BEGIN Extracted information

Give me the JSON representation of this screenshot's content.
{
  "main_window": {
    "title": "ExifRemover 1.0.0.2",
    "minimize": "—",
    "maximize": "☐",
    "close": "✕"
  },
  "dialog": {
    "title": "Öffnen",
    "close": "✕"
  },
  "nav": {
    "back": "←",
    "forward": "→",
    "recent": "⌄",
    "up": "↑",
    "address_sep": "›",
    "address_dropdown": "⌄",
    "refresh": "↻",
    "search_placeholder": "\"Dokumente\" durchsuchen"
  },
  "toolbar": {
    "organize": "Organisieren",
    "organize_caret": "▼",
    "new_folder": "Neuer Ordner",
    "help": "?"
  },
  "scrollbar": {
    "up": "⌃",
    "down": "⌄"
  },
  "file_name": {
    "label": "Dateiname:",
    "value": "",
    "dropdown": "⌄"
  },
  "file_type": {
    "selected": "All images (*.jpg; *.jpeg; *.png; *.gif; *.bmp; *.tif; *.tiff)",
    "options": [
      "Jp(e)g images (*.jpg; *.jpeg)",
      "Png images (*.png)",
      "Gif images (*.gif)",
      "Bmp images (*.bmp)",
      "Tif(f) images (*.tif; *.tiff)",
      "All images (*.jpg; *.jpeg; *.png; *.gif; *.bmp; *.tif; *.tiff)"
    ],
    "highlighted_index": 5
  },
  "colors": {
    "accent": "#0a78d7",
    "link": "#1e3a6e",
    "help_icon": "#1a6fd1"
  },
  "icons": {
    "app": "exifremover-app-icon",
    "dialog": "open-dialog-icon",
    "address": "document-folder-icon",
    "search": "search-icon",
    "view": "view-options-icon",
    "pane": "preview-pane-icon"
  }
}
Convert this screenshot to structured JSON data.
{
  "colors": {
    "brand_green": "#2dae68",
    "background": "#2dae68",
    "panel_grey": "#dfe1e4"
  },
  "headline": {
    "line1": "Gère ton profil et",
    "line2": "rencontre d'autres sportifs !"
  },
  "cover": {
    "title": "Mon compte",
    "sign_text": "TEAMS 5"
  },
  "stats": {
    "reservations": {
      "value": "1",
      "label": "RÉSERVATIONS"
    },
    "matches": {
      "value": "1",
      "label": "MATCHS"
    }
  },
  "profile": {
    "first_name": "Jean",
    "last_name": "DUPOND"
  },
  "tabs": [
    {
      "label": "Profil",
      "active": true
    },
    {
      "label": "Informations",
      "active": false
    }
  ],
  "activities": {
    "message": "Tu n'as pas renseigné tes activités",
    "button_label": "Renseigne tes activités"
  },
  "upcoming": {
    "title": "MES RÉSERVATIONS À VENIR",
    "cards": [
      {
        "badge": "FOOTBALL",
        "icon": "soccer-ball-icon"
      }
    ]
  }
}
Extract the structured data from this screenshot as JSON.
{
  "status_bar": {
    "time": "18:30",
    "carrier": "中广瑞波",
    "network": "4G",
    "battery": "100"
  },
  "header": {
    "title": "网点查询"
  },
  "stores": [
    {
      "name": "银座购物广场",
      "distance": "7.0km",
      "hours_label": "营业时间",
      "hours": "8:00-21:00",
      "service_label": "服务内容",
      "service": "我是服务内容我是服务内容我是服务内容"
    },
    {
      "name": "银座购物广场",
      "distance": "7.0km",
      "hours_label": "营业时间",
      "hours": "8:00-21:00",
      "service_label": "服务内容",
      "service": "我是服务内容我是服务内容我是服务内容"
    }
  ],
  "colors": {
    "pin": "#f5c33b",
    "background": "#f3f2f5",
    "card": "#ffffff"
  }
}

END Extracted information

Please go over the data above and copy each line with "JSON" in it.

■ Result
Give me the JSON representation of this screenshot's content.
Convert this screenshot to structured JSON data.
Extract the structured data from this screenshot as JSON.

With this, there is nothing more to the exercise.